But I wouldn’t be safer there, either. And not just from flying bullets.
I wouldn’t be protected from a national culture that refuses to take responsibility for the (literally) dead-serious problem of mental illness.
I wouldn’t be protected from a national culture that tolerates racist systems of oppression, revealed just this week when the shooting deaths of white people by a white shooter made national headlines, but the shooting deaths of black or brown people by black or brown shooters are met with a yawn and a sigh, oh well, isn’t that what life is always like in the Central District?
I wouldn’t be protected from an economic climate of profound, chronic, debilitating anxiety which wears down even the privileged and comfortable, and pushes the people on the edge into the abyss of despair and violence.
I wouldn’t be protected from a political climate of demented absurdity in which my decision to marry a man is more troubling to so-called “conservatives” than the violence that is destroying lives, families, and communities, seemingly without end.
If “home” is a place where I am protected from all of those things, then I am homeless.

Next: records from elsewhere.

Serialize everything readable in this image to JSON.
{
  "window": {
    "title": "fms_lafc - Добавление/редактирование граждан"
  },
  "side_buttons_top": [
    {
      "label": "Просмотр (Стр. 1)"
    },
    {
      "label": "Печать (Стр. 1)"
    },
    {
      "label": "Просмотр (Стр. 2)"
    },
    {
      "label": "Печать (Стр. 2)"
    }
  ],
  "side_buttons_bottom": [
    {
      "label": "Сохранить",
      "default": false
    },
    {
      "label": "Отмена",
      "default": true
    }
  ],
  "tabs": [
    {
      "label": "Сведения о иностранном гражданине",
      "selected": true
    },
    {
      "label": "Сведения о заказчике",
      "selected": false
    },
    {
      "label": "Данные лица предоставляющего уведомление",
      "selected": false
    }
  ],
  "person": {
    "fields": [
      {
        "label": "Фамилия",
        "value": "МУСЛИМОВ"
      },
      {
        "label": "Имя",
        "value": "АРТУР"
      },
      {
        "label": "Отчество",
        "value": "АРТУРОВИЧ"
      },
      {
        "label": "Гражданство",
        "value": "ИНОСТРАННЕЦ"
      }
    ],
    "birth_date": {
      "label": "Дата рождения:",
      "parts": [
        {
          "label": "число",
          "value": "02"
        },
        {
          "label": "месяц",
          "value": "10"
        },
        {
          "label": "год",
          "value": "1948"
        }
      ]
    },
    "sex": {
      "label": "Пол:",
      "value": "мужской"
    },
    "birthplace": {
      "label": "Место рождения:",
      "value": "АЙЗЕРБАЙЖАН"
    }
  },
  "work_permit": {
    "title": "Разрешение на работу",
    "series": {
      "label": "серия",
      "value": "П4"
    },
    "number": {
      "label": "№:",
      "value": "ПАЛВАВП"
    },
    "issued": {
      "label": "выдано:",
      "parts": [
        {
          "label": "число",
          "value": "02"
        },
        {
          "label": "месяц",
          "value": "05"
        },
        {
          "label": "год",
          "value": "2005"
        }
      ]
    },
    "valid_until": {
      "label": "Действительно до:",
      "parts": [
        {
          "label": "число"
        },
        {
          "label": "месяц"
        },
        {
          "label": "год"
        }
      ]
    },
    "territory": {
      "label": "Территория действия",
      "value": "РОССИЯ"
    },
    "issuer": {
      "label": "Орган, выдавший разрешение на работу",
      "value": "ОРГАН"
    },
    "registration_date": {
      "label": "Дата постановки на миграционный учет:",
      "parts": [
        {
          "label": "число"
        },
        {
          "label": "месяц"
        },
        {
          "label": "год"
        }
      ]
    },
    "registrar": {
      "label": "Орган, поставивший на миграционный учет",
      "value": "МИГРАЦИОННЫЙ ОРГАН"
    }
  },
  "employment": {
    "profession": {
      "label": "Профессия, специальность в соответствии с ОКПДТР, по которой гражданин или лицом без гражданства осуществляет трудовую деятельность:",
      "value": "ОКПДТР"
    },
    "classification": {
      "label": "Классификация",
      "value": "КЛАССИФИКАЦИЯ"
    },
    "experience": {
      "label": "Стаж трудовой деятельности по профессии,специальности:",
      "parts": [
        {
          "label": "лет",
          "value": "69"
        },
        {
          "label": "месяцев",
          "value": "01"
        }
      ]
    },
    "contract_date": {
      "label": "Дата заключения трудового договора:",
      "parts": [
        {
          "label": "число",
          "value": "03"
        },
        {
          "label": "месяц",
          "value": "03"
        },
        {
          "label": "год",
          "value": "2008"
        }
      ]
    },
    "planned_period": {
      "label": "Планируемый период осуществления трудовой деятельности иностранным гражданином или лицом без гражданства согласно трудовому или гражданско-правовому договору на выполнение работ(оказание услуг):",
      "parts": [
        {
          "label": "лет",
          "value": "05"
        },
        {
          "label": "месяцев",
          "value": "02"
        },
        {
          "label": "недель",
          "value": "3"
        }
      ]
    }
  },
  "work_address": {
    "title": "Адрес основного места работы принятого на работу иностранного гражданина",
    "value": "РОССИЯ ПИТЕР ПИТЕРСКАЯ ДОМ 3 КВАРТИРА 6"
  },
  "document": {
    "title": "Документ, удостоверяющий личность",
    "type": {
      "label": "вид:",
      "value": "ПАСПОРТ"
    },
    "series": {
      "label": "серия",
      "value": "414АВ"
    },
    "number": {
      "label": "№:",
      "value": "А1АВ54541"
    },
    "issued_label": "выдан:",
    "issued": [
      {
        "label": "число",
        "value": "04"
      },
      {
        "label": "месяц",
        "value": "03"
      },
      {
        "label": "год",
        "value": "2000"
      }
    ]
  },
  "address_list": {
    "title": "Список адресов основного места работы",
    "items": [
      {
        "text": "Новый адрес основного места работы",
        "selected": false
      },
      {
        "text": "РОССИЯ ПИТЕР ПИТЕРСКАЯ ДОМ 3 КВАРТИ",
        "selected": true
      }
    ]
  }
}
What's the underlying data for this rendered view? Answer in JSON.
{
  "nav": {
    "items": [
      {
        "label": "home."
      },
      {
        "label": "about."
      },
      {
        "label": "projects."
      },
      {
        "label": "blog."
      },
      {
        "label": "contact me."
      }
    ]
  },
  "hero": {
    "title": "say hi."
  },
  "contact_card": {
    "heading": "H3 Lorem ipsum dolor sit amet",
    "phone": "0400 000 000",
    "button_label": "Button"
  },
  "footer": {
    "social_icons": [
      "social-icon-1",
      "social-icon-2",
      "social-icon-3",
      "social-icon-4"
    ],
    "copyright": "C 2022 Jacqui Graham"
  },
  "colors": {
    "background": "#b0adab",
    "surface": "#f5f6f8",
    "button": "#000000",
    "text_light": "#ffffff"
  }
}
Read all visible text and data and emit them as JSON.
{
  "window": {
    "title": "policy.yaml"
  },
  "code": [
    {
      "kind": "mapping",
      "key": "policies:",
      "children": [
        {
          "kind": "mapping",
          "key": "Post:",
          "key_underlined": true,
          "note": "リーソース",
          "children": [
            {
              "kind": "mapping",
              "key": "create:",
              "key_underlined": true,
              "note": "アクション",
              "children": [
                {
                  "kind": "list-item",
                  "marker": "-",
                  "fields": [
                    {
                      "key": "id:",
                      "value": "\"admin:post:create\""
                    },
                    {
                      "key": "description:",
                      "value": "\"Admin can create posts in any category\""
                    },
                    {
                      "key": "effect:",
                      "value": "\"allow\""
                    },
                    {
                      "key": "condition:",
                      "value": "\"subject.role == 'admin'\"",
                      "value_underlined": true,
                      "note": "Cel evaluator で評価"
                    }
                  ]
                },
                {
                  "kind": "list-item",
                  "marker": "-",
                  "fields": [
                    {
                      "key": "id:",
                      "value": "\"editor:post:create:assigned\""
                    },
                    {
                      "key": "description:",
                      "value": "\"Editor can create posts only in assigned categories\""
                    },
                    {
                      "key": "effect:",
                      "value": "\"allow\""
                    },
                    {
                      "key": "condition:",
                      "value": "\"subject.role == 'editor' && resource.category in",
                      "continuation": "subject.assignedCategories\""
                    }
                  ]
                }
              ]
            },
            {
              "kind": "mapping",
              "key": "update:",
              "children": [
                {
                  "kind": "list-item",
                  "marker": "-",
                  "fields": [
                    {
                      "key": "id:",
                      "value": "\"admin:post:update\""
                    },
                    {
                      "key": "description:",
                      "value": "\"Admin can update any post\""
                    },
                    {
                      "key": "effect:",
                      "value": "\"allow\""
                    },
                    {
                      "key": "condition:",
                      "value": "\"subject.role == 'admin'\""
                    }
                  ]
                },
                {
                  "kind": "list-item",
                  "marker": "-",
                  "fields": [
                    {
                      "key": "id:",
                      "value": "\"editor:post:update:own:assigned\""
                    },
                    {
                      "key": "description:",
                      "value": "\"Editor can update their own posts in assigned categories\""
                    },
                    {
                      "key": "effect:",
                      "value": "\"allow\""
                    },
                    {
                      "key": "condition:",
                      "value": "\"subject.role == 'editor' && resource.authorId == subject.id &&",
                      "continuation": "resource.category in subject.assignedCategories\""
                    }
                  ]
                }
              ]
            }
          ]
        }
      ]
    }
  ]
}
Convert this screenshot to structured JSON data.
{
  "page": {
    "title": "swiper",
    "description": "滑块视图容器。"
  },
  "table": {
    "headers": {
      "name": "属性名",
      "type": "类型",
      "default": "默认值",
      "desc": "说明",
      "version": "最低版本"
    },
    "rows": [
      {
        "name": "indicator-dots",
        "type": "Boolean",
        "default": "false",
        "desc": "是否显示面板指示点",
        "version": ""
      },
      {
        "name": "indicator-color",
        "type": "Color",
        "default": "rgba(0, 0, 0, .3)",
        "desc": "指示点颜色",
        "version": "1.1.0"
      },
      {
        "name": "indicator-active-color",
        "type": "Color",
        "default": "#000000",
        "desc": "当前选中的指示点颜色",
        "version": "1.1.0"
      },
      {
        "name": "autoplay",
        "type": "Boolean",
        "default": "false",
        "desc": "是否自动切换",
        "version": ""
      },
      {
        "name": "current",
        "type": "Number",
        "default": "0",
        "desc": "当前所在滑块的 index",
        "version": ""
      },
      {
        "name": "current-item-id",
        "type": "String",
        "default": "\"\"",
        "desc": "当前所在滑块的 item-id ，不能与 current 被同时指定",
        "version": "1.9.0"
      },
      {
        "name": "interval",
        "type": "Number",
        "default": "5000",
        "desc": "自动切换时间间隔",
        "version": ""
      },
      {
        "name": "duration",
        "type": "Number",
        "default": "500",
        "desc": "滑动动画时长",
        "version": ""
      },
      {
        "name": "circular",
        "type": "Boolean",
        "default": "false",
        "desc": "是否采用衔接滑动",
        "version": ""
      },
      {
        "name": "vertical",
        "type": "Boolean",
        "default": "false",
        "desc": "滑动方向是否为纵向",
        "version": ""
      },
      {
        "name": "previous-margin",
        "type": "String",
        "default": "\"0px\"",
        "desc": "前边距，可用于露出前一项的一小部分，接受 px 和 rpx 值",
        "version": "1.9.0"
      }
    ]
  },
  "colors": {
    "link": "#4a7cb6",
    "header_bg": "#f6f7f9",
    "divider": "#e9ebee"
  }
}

How about this: yes, dear sister, I will come home. But home for me is this: home is where I stand with my friends, neighbors, and even my so-called enemies against violence and ignorance. Home is where I resolve to be a teacher, and a good listener, and a safe and well-informed neighbor…and voter. Home is where I state openly and often that I support leaders who want to take guns off the streets, and ensure that we all pay the high cost of effective mental-health treatment, and the high cost of sound education for everyone’s children, and the high cost of neighborhood renewal and development throughout my beloved city. Home is where I decide to say: Enough. I am going to do more, do my part and then some, to resurrect a safer city from the tragic deaths of my neighbors.